Capra adored actors. He was pleased, as he should have been, to meet up with Jimmy Stewart, who pretty much made his name with You Can't Take It With You, then enjoyed legendary success in Capra's Mr. Smith Goes to Washington (1939) and It's a Wonderful Life (1946), among many, many others. But, proving once again his concern for even the smallest parts, Capra liked to tell a story about the casting of then-unknown Dub Taylor as Miller's xylophone-playing husband, Ed.
"I was interviewing xylophone players," he wrote, "when in walked a merry oaf wearing a perpetual infectious grin as big as a sunburst. Sweat drops gleamed on his forehead. "I'm Dub Taylor, and I kin play the xylophone." His very presence evoked laughter. "Have you ever played in a picture, Mr. Taylor?" I asked. "No suh, I ain't. But I played in the Rose Bowl on the Alabama football team." His Southern accent dripped hominy grits. I asked him to play the xylophone I had in the office."

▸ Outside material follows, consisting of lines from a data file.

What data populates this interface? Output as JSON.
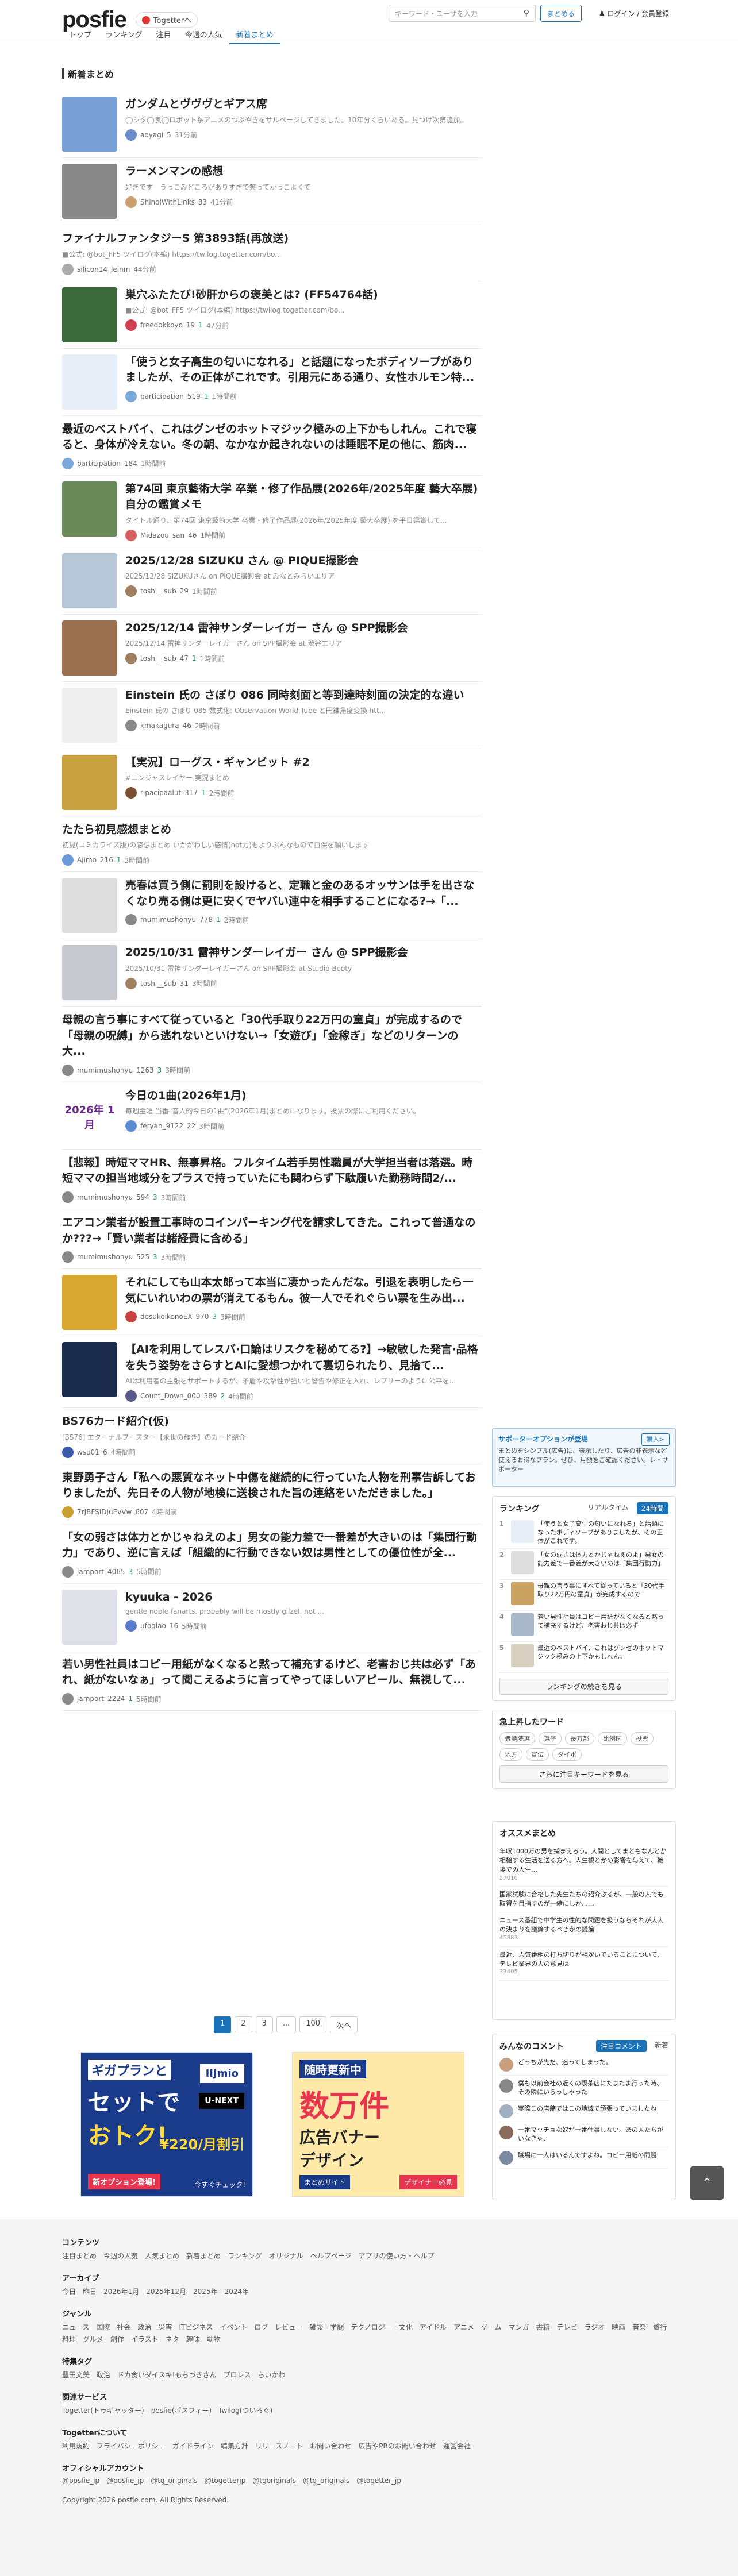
{
  "header": {
    "logo": "posfie",
    "togetter_label": "Togetterへ",
    "search_placeholder": "キーワード・ユーザを入力",
    "summary_button": "まとめる",
    "login_button": "ログイン / 会員登録",
    "nav": [
      "トップ",
      "ランキング",
      "注目",
      "今週の人気",
      "新着まとめ"
    ]
  },
  "main": {
    "section_title": "新着まとめ",
    "items": [
      {
        "title": "ガンダムとヴヴヴとギアス席",
        "desc": "◯シタ◯良◯ロボット系アニメのつぶやきをサルベージしてきました。10年分くらいある。見つけ次第追加。",
        "user": "aoyagi",
        "views": "5",
        "favs": "",
        "rt": "",
        "time": "31分前",
        "thumb": "#7aa0d8",
        "av": "#6b8fc8"
      },
      {
        "title": "ラーメンマンの感想",
        "desc": "好きです　うっこみどころがありすぎて笑ってかっこよくて",
        "user": "ShinoiWithLinks",
        "views": "33",
        "favs": "",
        "rt": "",
        "time": "41分前",
        "thumb": "#888",
        "av": "#c8a070"
      },
      {
        "title": "ファイナルファンタジーS 第3893話(再放送)",
        "desc": "■公式: @bot_FF5 ツイログ(本編) https://twilog.togetter.com/bo...",
        "user": "silicon14_leinm",
        "views": "",
        "favs": "",
        "rt": "",
        "time": "44分前",
        "thumb": "",
        "av": "#aaa"
      },
      {
        "title": "巣穴ふたたび!砂肝からの褒美とは? (FF54764話)",
        "desc": "■公式: @bot_FF5 ツイログ(本編) https://twilog.togetter.com/bo...",
        "user": "freedokkoyo",
        "views": "19",
        "favs": "",
        "rt": "1",
        "time": "47分前",
        "thumb": "#3a6a3a",
        "av": "#d04050"
      },
      {
        "title": "「使うと女子高生の匂いになれる」と話題になったボディソープがありましたが、その正体がこれです。引用元にある通り、女性ホルモン特...",
        "desc": "",
        "user": "participation",
        "views": "519",
        "favs": "",
        "rt": "1",
        "time": "1時間前",
        "thumb": "#e8eef8",
        "av": "#7aa8d8"
      },
      {
        "title": "最近のベストバイ、これはグンゼのホットマジック極みの上下かもしれん。これで寝ると、身体が冷えない。冬の朝、なかなか起きれないのは睡眠不足の他に、筋肉...",
        "desc": "",
        "user": "participation",
        "views": "184",
        "favs": "",
        "rt": "",
        "time": "1時間前",
        "thumb": "",
        "av": "#7aa8d8"
      },
      {
        "title": "第74回 東京藝術大学 卒業・修了作品展(2026年/2025年度 藝大卒展) 自分の鑑賞メモ",
        "desc": "タイトル通り、第74回 東京藝術大学 卒業・修了作品展(2026年/2025年度 藝大卒展) を平日鑑賞して...",
        "user": "Midazou_san",
        "views": "46",
        "favs": "",
        "rt": "",
        "time": "1時間前",
        "thumb": "#6a8a5a",
        "av": "#d86060"
      },
      {
        "title": "2025/12/28 SIZUKU さん @ PIQUE撮影会",
        "desc": "2025/12/28 SIZUKUさん on PIQUE撮影会 at みなとみらいエリア",
        "user": "toshi__sub",
        "views": "29",
        "favs": "",
        "rt": "",
        "time": "1時間前",
        "thumb": "#b8c8d8",
        "av": "#a08060"
      },
      {
        "title": "2025/12/14 雷神サンダーレイガー さん @ SPP撮影会",
        "desc": "2025/12/14 雷神サンダーレイガーさん on SPP撮影会 at 渋谷エリア",
        "user": "toshi__sub",
        "views": "47",
        "favs": "",
        "rt": "1",
        "time": "1時間前",
        "thumb": "#9a7050",
        "av": "#a08060"
      },
      {
        "title": "Einstein 氏の さぼり 086 同時刻面と等到達時刻面の決定的な違い",
        "desc": "Einstein 氏の さぼり 085 数式化: Observation World Tube と円錐角度変換 htt...",
        "user": "kmakagura",
        "views": "46",
        "favs": "",
        "rt": "",
        "time": "2時間前",
        "thumb": "#eee",
        "av": "#888"
      },
      {
        "title": "【実況】ローグス・ギャンビット #2",
        "desc": "#ニンジャスレイヤー 実況まとめ",
        "user": "ripacipaalut",
        "views": "317",
        "favs": "",
        "rt": "1",
        "time": "2時間前",
        "thumb": "#c8a040",
        "av": "#7a5030"
      },
      {
        "title": "たたら初見感想まとめ",
        "desc": "初見(コミカライズ版)の感想まとめ いかがわしい感情(hot力)もよりぶんなもので自保を願いします",
        "user": "Ajimo",
        "views": "216",
        "favs": "",
        "rt": "1",
        "time": "2時間前",
        "thumb": "",
        "av": "#6a9ad8"
      },
      {
        "title": "売春は買う側に罰則を設けると、定職と金のあるオッサンは手を出さなくなり売る側は更に安くでヤバい連中を相手することになる?→「...",
        "desc": "",
        "user": "mumimushonyu",
        "views": "778",
        "favs": "",
        "rt": "1",
        "time": "2時間前",
        "thumb": "#ddd",
        "av": "#888"
      },
      {
        "title": "2025/10/31 雷神サンダーレイガー さん @ SPP撮影会",
        "desc": "2025/10/31 雷神サンダーレイガーさん on SPP撮影会 at Studio Booty",
        "user": "toshi__sub",
        "views": "31",
        "favs": "",
        "rt": "",
        "time": "3時間前",
        "thumb": "#c8c8d0",
        "av": "#a08060"
      },
      {
        "title": "母親の言う事にすべて従っていると「30代手取り22万円の童貞」が完成するので「母親の呪縛」から逃れないといけない→「女遊び」「金稼ぎ」などのリターンの大...",
        "desc": "",
        "user": "mumimushonyu",
        "views": "1263",
        "favs": "",
        "rt": "3",
        "time": "3時間前",
        "thumb": "",
        "av": "#888"
      },
      {
        "title": "今日の1曲(2026年1月)",
        "desc": "毎週金曜 当番\"音人的今日の1曲\"(2026年1月)まとめになります。投票の際にご利用ください。",
        "user": "feryan_9122",
        "views": "22",
        "favs": "",
        "rt": "",
        "time": "3時間前",
        "thumb": "#fff",
        "av": "#5a8ad0",
        "thumbtext": "2026年 1月"
      },
      {
        "title": "【悲報】時短ママHR、無事昇格。フルタイム若手男性職員が大学担当者は落選。時短ママの担当地域分をプラスで持っていたにも関わらず下駄履いた勤務時間2/...",
        "desc": "",
        "user": "mumimushonyu",
        "views": "594",
        "favs": "",
        "rt": "3",
        "time": "3時間前",
        "thumb": "",
        "av": "#888"
      },
      {
        "title": "エアコン業者が設置工事時のコインパーキング代を請求してきた。これって普通なのか???→「賢い業者は諸経費に含める」",
        "desc": "",
        "user": "mumimushonyu",
        "views": "525",
        "favs": "",
        "rt": "3",
        "time": "3時間前",
        "thumb": "",
        "av": "#888"
      },
      {
        "title": "それにしても山本太郎って本当に凄かったんだな。引退を表明したら一気にいれいわの票が消えてるもん。彼一人でそれぐらい票を生み出...",
        "desc": "",
        "user": "dosukoikonoEX",
        "views": "970",
        "favs": "",
        "rt": "3",
        "time": "3時間前",
        "thumb": "#d8a830",
        "av": "#c84040"
      },
      {
        "title": "【AIを利用してレスバ·口論はリスクを秘めてる?】→敏敏した発言·品格を失う姿勢をさらすとAIに愛想つかれて裏切られたり、見捨て...",
        "desc": "AIは利用者の主張をサポートするが、矛盾や攻撃性が強いと警告や修正を入れ、レプリーのように公平を...",
        "user": "Count_Down_000",
        "views": "389",
        "favs": "",
        "rt": "2",
        "time": "4時間前",
        "thumb": "#1a2a4a",
        "av": "#5a5a8a"
      },
      {
        "title": "BS76カード紹介(仮)",
        "desc": "[BS76] エターナルブースター【永世の輝き】のカード紹介",
        "user": "wsu01",
        "views": "6",
        "favs": "",
        "rt": "",
        "time": "4時間前",
        "thumb": "",
        "av": "#3a5aa8"
      },
      {
        "title": "東野勇子さん「私への悪質なネット中傷を継続的に行っていた人物を刑事告訴しておりましたが、先日その人物が地検に送検された旨の連絡をいただきました。」",
        "desc": "",
        "user": "7rJBFSIDJuEvVw",
        "views": "607",
        "favs": "",
        "rt": "",
        "time": "4時間前",
        "thumb": "",
        "av": "#c8a030"
      },
      {
        "title": "「女の弱さは体力とかじゃねえのよ」男女の能力差で一番差が大きいのは「集団行動力」であり、逆に言えば「組織的に行動できない奴は男性としての優位性が全...",
        "desc": "",
        "user": "jamport",
        "views": "4065",
        "favs": "",
        "rt": "3",
        "time": "5時間前",
        "thumb": "",
        "av": "#8a8a8a"
      },
      {
        "title": "kyuuka - 2026",
        "desc": "gentle noble fanarts. probably will be mostly gilzel. not ...",
        "user": "ufoqiao",
        "views": "16",
        "favs": "",
        "rt": "",
        "time": "5時間前",
        "thumb": "#e0e0e8",
        "av": "#5a7ad0"
      },
      {
        "title": "若い男性社員はコピー用紙がなくなると黙って補充するけど、老害おじ共は必ず「あれ、紙がないなぁ」って聞こえるように言ってやってほしいアピール、無視して...",
        "desc": "",
        "user": "jamport",
        "views": "2224",
        "favs": "",
        "rt": "1",
        "time": "5時間前",
        "thumb": "",
        "av": "#8a8a8a"
      }
    ],
    "pager": [
      "1",
      "2",
      "3",
      "...",
      "100",
      "次へ"
    ],
    "ads": [
      {
        "text1": "ギガプランと",
        "text2": "セットで",
        "text3": "おトク!",
        "text4": "新オプション登場!",
        "text5": "今すぐチェック!",
        "brand": "IIJmio",
        "brand2": "U-NEXT",
        "price": "¥220/月割引"
      },
      {
        "text1": "随時更新中",
        "text2": "数万件",
        "text3": "広告バナー",
        "text4": "デザイン",
        "text5": "デザイナー必見",
        "brand": "まとめサイト"
      }
    ]
  },
  "sidebar": {
    "sponsor": {
      "title": "サポーターオプションが登場",
      "button": "購入>",
      "text": "まとめをシンプル(広告)に、表示したり、広告の非表示など使えるお得なプラン。ぜひ、月額をご確認ください。レ・サポーター"
    },
    "ranking": {
      "title": "ランキング",
      "tabs": [
        "リアルタイム",
        "24時間"
      ],
      "items": [
        {
          "rank": "1",
          "text": "「使うと女子高生の匂いになれる」と話題になったボディソープがありましたが、その正体がこれです。",
          "color": "#e8eef8"
        },
        {
          "rank": "2",
          "text": "「女の弱さは体力とかじゃねえのよ」男女の能力差で一番差が大きいのは「集団行動力」",
          "color": "#ddd"
        },
        {
          "rank": "3",
          "text": "母親の言う事にすべて従っていると「30代手取り22万円の童貞」が完成するので",
          "color": "#c8a060"
        },
        {
          "rank": "4",
          "text": "若い男性社員はコピー用紙がなくなると黙って補充するけど、老害おじ共は必ず",
          "color": "#a8b8c8"
        },
        {
          "rank": "5",
          "text": "最近のベストバイ、これはグンゼのホットマジック極みの上下かもしれん。",
          "color": "#d8d0c0"
        }
      ],
      "more": "ランキングの続きを見る"
    },
    "keywords": {
      "title": "急上昇したワード",
      "chips": [
        "衆議院選",
        "選挙",
        "長万部",
        "比例区",
        "投票",
        "地方",
        "宣伝",
        "タイポ"
      ],
      "more": "さらに注目キーワードを見る"
    },
    "osusume": {
      "title": "オススメまとめ",
      "items": [
        {
          "text": "年収1000万の男を捕まえろう。人間としてまともなんとか相槌する生活を送る方へ。人生観とかの影響を与えて、職場での人生…",
          "meta": "57010"
        },
        {
          "text": "国家試験に合格した先生たちの紹介ぶるが、一般の人でも取得を目指すのが一緒にしか……",
          "meta": ""
        },
        {
          "text": "ニュース番組で中学生の性的な問題を扱うならそれが大人の決まりを議論するべきかの議論",
          "meta": "45883"
        },
        {
          "text": "最近、人気番組の打ち切りが相次いでいることについて、テレビ業界の人の意見は",
          "meta": "33405"
        }
      ]
    },
    "comments": {
      "title": "みんなのコメント",
      "tabs": [
        "注目コメント",
        "新着"
      ],
      "items": [
        {
          "text": "どっちが先だ、迷ってしまった。",
          "color": "#c8a080"
        },
        {
          "text": "僕も以前会社の近くの喫茶店にたまたま行った時、その隣にいらっしゃった",
          "color": "#888"
        },
        {
          "text": "実際この店舗ではこの地域で頑張っていましたね",
          "color": "#a0b0c0"
        },
        {
          "text": "一番マッチョな奴が一番仕事しない。あの人たちがいなきゃ、",
          "color": "#8a6a5a"
        },
        {
          "text": "職場に一人はいるんですよね。コピー用紙の問題",
          "color": "#7a8aa0"
        }
      ]
    }
  },
  "footer": {
    "sections": [
      {
        "title": "コンテンツ",
        "links": [
          "注目まとめ",
          "今週の人気",
          "人気まとめ",
          "新着まとめ",
          "ランキング",
          "オリジナル",
          "ヘルプページ",
          "アプリの使い方・ヘルプ"
        ]
      },
      {
        "title": "アーカイブ",
        "links": [
          "今日",
          "昨日",
          "2026年1月",
          "2025年12月",
          "2025年",
          "2024年"
        ]
      },
      {
        "title": "ジャンル",
        "links": [
          "ニュース",
          "国際",
          "社会",
          "政治",
          "災害",
          "ITビジネス",
          "イベント",
          "ログ",
          "レビュー",
          "雑談",
          "学問",
          "テクノロジー",
          "文化",
          "アイドル",
          "アニメ",
          "ゲーム",
          "マンガ",
          "書籍",
          "テレビ",
          "ラジオ",
          "映画",
          "音楽",
          "旅行",
          "料理",
          "グルメ",
          "創作",
          "イラスト",
          "ネタ",
          "趣味",
          "動物"
        ]
      },
      {
        "title": "特集タグ",
        "links": [
          "豊田文美",
          "政治",
          "ドカ食いダイスキ!もちづきさん",
          "プロレス",
          "ちいかわ"
        ]
      },
      {
        "title": "関連サービス",
        "links": [
          "Togetter(トゥギャッター)",
          "posfie(ポスフィー)",
          "Twilog(ついろぐ)"
        ]
      },
      {
        "title": "Togetterについて",
        "links": [
          "利用規約",
          "プライバシーポリシー",
          "ガイドライン",
          "編集方針",
          "リリースノート",
          "お問い合わせ",
          "広告やPRのお問い合わせ",
          "運営会社"
        ]
      },
      {
        "title": "オフィシャルアカウント",
        "links": [
          "@posfie_jp",
          "@posfie_jp",
          "@tg_originals",
          "@togetterjp",
          "@tgoriginals",
          "@tg_originals",
          "@togetter_jp"
        ]
      }
    ],
    "copyright": "Copyright 2026 posfie.com. All Rights Reserved."
  }
}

Taylor went on to play a hysterical, scatterbrained rendition of "Dinah" that won him the part, as well as a place in Capra's heart. When Capra later heard that Taylor was in financial trouble and that he and his wife were expecting a baby, he put him on salary for a few months before shooting started to take unnecessary "xylophone lessons," just so he could make a few more dollars. Who says nice guys finish last? This one ended up with a pile of Oscars.
Produced and directed by: Frank Capra
Screenplay: Robert Riskin (based on the play by Moss Hart)
Cinematography: Joseph Walker
Editing: Gene Havlick
Music: Dimitri Tiomkin
Art Design: Stephen Goosson Costume Design: Bernard Newman and Irene Principal Cast: Jean Arthur (Alice Sycamore), Lionel Barrymore (Martin Vanderhof), James Stewart (Tony Kirby), Ann Miller (Essie Carmichael), Mischa Auer (Kolenkhov), Spring Byington (Penny Sycamore), Samuel S. Hinds (Paul Sycamore), Donald Meek (Poppins), Dub Taylor (Ed Carmichael).
BW-126m. Closed Captioning.
by Paul Tatara